» EXERCISE BRIEF: Because only the text is wanted, repeat the records below exactly and omit the pictures.

[Excerpts from an interface dataset]
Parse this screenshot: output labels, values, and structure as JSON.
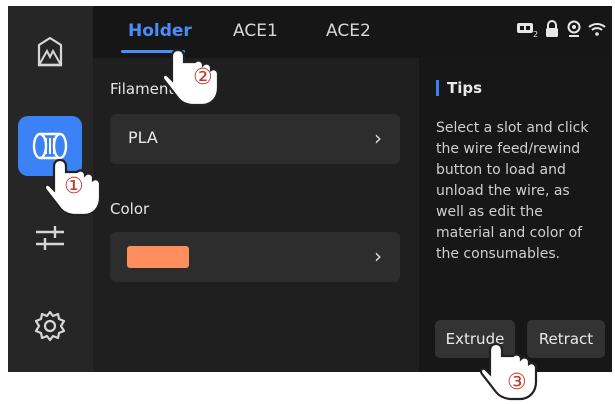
{
  "tabs": [
    {
      "label": "Holder",
      "active": true
    },
    {
      "label": "ACE1",
      "active": false
    },
    {
      "label": "ACE2",
      "active": false
    }
  ],
  "filament": {
    "label": "Filament",
    "value": "PLA"
  },
  "color": {
    "label": "Color",
    "swatch": "#ff8e5e"
  },
  "tips": {
    "title": "Tips",
    "text": "Select a slot and click the wire feed/rewind button to load and unload the wire, as well as edit the material and color of the consumables."
  },
  "actions": {
    "extrude": "Extrude",
    "retract": "Retract"
  },
  "steps": [
    "①",
    "②",
    "③"
  ],
  "accent": "#3b82f6"
}
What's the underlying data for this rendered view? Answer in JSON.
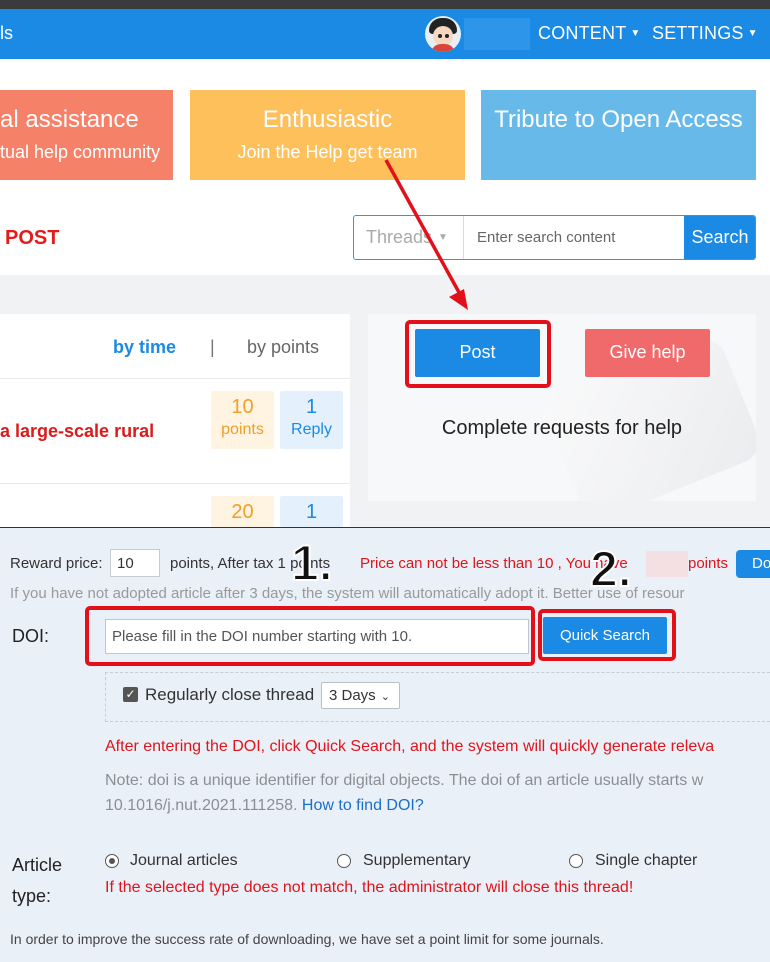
{
  "navbar": {
    "left_text": "ls",
    "content_label": "CONTENT",
    "settings_label": "SETTINGS"
  },
  "tiles": [
    {
      "title": "al assistance",
      "subtitle": "tual help community"
    },
    {
      "title": "Enthusiastic",
      "subtitle": "Join the Help get team"
    },
    {
      "title": "Tribute to Open Access"
    }
  ],
  "search": {
    "section_title": "POST",
    "scope": "Threads",
    "placeholder": "Enter search content",
    "button": "Search"
  },
  "thread_list": {
    "sort_by_time": "by time",
    "separator": "|",
    "sort_by_points": "by points",
    "rows": [
      {
        "title": "a large-scale rural",
        "points_value": "10",
        "points_label": "points",
        "reply_value": "1",
        "reply_label": "Reply"
      },
      {
        "points_value": "20",
        "reply_value": "1"
      }
    ]
  },
  "actions": {
    "post_button": "Post",
    "help_button": "Give help",
    "complete_text": "Complete  requests for help"
  },
  "form": {
    "reward_label": "Reward price:",
    "reward_value": "10",
    "after_tax_text": "points, After tax 1 points",
    "price_warning": "Price can not be less than 10 , You have",
    "points_word": "points",
    "do_button": "Do",
    "adopt_note": "If you have not adopted article after 3 days, the system will automatically adopt it. Better use of resour",
    "doi_label": "DOI:",
    "doi_placeholder": "Please fill in the DOI number starting with 10.",
    "quick_search_button": "Quick Search",
    "close_thread_label": "Regularly close thread",
    "close_days": "3 Days",
    "after_doi_text": "After entering the DOI, click Quick Search, and the system will quickly generate releva",
    "doi_note_line1": "Note: doi is a unique identifier for digital objects. The doi of an article usually starts w",
    "doi_note_line2": "10.1016/j.nut.2021.111258.",
    "doi_help_link": "How to find DOI?",
    "article_type_label_1": "Article",
    "article_type_label_2": "type:",
    "article_types": [
      "Journal articles",
      "Supplementary",
      "Single chapter"
    ],
    "type_warning": "If the selected type does not match, the administrator will close this thread!",
    "bottom_note": "In order to improve the success rate of downloading, we have set a point limit for some journals."
  },
  "annotations": {
    "step1": "1.",
    "step2": "2."
  },
  "colors": {
    "brand_blue": "#1a8ae5",
    "highlight_red": "#e30f19",
    "tile_red": "#f68169",
    "tile_yellow": "#fec05b",
    "tile_blue": "#67b9ea"
  }
}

» THE ANSWER:
Parse this screenshot: output labels, values, and structure as JSON.
{
  "tabs": [
    {
      "label": "Holder",
      "active": true
    },
    {
      "label": "ACE1",
      "active": false
    },
    {
      "label": "ACE2",
      "active": false
    }
  ],
  "filament": {
    "label": "Filament",
    "value": "PLA"
  },
  "color": {
    "label": "Color",
    "swatch": "#ff8e5e"
  },
  "tips": {
    "title": "Tips",
    "text": "Select a slot and click the wire feed/rewind button to load and unload the wire, as well as edit the material and color of the consumables."
  },
  "actions": {
    "extrude": "Extrude",
    "retract": "Retract"
  },
  "steps": [
    "①",
    "②",
    "③"
  ],
  "accent": "#3b82f6"
}
What's the underlying data for this rendered view? Answer in JSON.
{
  "navbar": {
    "left_text": "ls",
    "content_label": "CONTENT",
    "settings_label": "SETTINGS"
  },
  "tiles": [
    {
      "title": "al assistance",
      "subtitle": "tual help community"
    },
    {
      "title": "Enthusiastic",
      "subtitle": "Join the Help get team"
    },
    {
      "title": "Tribute to Open Access"
    }
  ],
  "search": {
    "section_title": "POST",
    "scope": "Threads",
    "placeholder": "Enter search content",
    "button": "Search"
  },
  "thread_list": {
    "sort_by_time": "by time",
    "separator": "|",
    "sort_by_points": "by points",
    "rows": [
      {
        "title": "a large-scale rural",
        "points_value": "10",
        "points_label": "points",
        "reply_value": "1",
        "reply_label": "Reply"
      },
      {
        "points_value": "20",
        "reply_value": "1"
      }
    ]
  },
  "actions": {
    "post_button": "Post",
    "help_button": "Give help",
    "complete_text": "Complete  requests for help"
  },
  "form": {
    "reward_label": "Reward price:",
    "reward_value": "10",
    "after_tax_text": "points, After tax 1 points",
    "price_warning": "Price can not be less than 10 , You have",
    "points_word": "points",
    "do_button": "Do",
    "adopt_note": "If you have not adopted article after 3 days, the system will automatically adopt it. Better use of resour",
    "doi_label": "DOI:",
    "doi_placeholder": "Please fill in the DOI number starting with 10.",
    "quick_search_button": "Quick Search",
    "close_thread_label": "Regularly close thread",
    "close_days": "3 Days",
    "after_doi_text": "After entering the DOI, click Quick Search, and the system will quickly generate releva",
    "doi_note_line1": "Note: doi is a unique identifier for digital objects. The doi of an article usually starts w",
    "doi_note_line2": "10.1016/j.nut.2021.111258.",
    "doi_help_link": "How to find DOI?",
    "article_type_label_1": "Article",
    "article_type_label_2": "type:",
    "article_types": [
      "Journal articles",
      "Supplementary",
      "Single chapter"
    ],
    "type_warning": "If the selected type does not match, the administrator will close this thread!",
    "bottom_note": "In order to improve the success rate of downloading, we have set a point limit for some journals."
  },
  "annotations": {
    "step1": "1.",
    "step2": "2."
  },
  "colors": {
    "brand_blue": "#1a8ae5",
    "highlight_red": "#e30f19",
    "tile_red": "#f68169",
    "tile_yellow": "#fec05b",
    "tile_blue": "#67b9ea"
  }
}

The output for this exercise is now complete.